written by
Patrick Gilmour

Why you shouldn't use Adobe Illustrator for Prepress

Prepress Solutions 3 min read , July 10, 2024

Manual edits to PDF files are a common requirement, especially in the world of prepress where such edits can be critical to overcome production roadblocks before printing.

Great tools are available for performing these hands-on PDF checks and fixes, like Enfocus PitStop Pro. Time and again this tool serves as a valuable lifeline to prepress teams when they need to delve into a problematic PDF file and rectify it manually.

However, at our recent Partner Event in Hamburg, the annual event where we get together with our certified integrators to discuss the state of the industry, we were (painfully) reminded that too many prepress teams still reach for Adobe® Illustrator® when they encounter a production roadblock caused by a PDF.

If Adobe® Illustrator® is a tool you are comfortable with, this immediate impulse is understandable—but it is a bad choice.

It's important to remember that Illustrator is not a dedicated PDF editor. Using it for prepress will often introduce more errors than it corrects, as we’ll see in this article.

For efficient and non-destructive editing of a PDF file, you need a purpose-built tool, such as PitStop Pro.

What Adobe Illustrator is…

Illustrator is today a major application in the Adobe Creative Cloud® suite. But its history dates back to 1987—making it older than many of its users. Its longevity is a testament to its power and flexibility. Once mastered, Illustrator provides extensive creative liberty and provides a vast range of features and capabilities. This is why it has become the go-to tool for producing superior vector artwork.

…and what it is not

Illustrator allows you to save your work as an editable PDF. This means you can work with the PDF format, within certain limits, instead of Illustrator's own .ai format. Naturally, this also means you can open PDF files in Illustrator.

And this has led to a common misunderstandingmany believe that Illustrator is an appropriate tool for editing PDF files. Even professionals in the prepress industry make this critical mistake.

To quote legendary PDF guru, Dov Isaacs, former Principal Scientist at Adobe:
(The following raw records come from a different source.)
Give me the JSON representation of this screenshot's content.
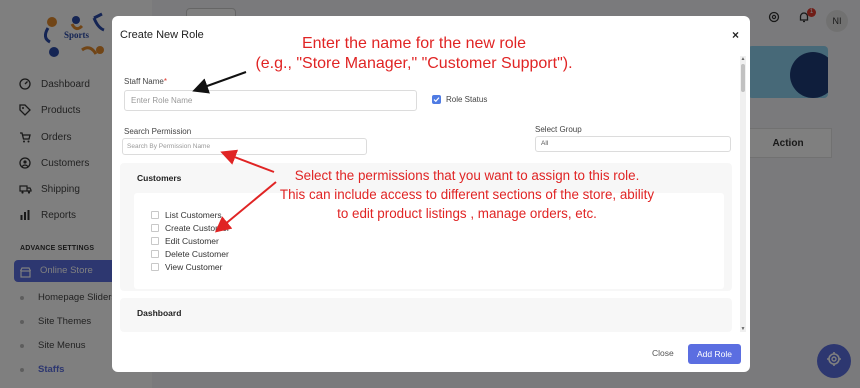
{
  "sidebar": {
    "logo_text": "Sports",
    "items": [
      {
        "label": "Dashboard",
        "icon": "speedometer-icon"
      },
      {
        "label": "Products",
        "icon": "tag-icon"
      },
      {
        "label": "Orders",
        "icon": "cart-icon"
      },
      {
        "label": "Customers",
        "icon": "user-circle-icon"
      },
      {
        "label": "Shipping",
        "icon": "truck-icon"
      },
      {
        "label": "Reports",
        "icon": "chart-icon"
      }
    ],
    "section_title": "ADVANCE SETTINGS",
    "active_item": {
      "label": "Online Store",
      "icon": "store-icon"
    },
    "sub_items": [
      "Homepage Sliders",
      "Site Themes",
      "Site Menus",
      "Staffs"
    ]
  },
  "header": {
    "notification_count": "1",
    "avatar_initials": "NI"
  },
  "table": {
    "action_header": "Action"
  },
  "modal": {
    "title": "Create New Role",
    "close_glyph": "×",
    "staff_name_label": "Staff Name",
    "required_mark": "*",
    "staff_name_placeholder": "Enter Role Name",
    "role_status_label": "Role Status",
    "search_permission_label": "Search Permission",
    "search_permission_placeholder": "Search By Permission Name",
    "select_group_label": "Select Group",
    "select_group_value": "All",
    "sections": [
      {
        "title": "Customers",
        "permissions": [
          "List Customers",
          "Create Customer",
          "Edit Customer",
          "Delete Customer",
          "View Customer"
        ]
      },
      {
        "title": "Dashboard",
        "permissions": []
      }
    ],
    "close_label": "Close",
    "add_role_label": "Add Role"
  },
  "annotations": {
    "line1": "Enter the name for the new role",
    "line2": "(e.g., \"Store Manager,\" \"Customer Support\").",
    "para_line1": "Select the permissions that you want to assign to this role.",
    "para_line2": "This can include access to different sections of the store, ability",
    "para_line3": "to edit product listings , manage orders, etc."
  },
  "colors": {
    "accent": "#5b6ee1",
    "annotation": "#e02424",
    "checkbox": "#4f7be3"
  }
}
“The only PDF files that can safely and reliably be opened and edited with Adobe Illustrator are PDF files that were created from Adobe Illustrator using the “save editability” option and for which all the original fonts and linked assets are installed on the system on which the editing is to occur.”

tl;dr ? Illustrator is the wrong choice for editing PDF files, especially in prepress. Let’s see why.

Reasons you should not use Adobe Illustrator for manual PDF editing and prepress work

When you open a PDF in Illustrator, it almost always results in interpretations that alter the PDF file. As a rule, this means you will add more errors than fixes to your PDF file. How does this happen?

The dangers of using Illustrator to edit PDF files

  • Illustrator will change or, even worse, delete PDF file constructs that it doesn’t support (form fields, annotations, etc.)
  • Illustrator can only handle a single color space (CMYK or RGB). PDF files that contain objects with multiple color spaces will lose their additional color spaces.
  • Embedded PDF fonts will be lost because Illustrator will try to load fonts from the file system.

Add to this the fact that Illustrator is neither a PDF editing tool nor a prepress tool and you’ll encounter additional major inconveniences using it for prepress:

  • Interface: inability to work quickly and intuitively with page boxes, overprints, separations etc., or to inspect other common elements in prepress work
  • Preflight: wrong or difficult-to-use tools for catching common—and not-so-common—prepress issues
  • Output: saving PDF files with Illustrator can delete or alter significant parts of your PDF file.

But really why put yourself through all that when there’s a far better way…

The best way to manually edit PDFs

Like Adobe Illustrator, Enfocus PitStop Pro is also a software product with a long history. It began life in 1997 as a plug-in for Adobe Acrobat, built to offer robust solutions for fixing PDF issues during prepress.

Today, PitStop Pro is used by more than 150,000 professionals across the globe to manually edit, preflight, and automate checks and changes in PDFs.

PitStop Pro puts an amazing toolkit at your disposal for the manual editing of PDFs. This ability to work directly on PDF files and automate preflight fixes is a unique feature of PitStop Pro. Most other preflight tools tell you what’s wrong with your file then leave you trying to fix it with tools like Adobe Illustrator—a seriously bad approach!

PitStop Pro can manually edit text, fonts, vectors (paths), pages, color spaces, images, image resolution, object placement, and a huge amount more.

PitStop Pro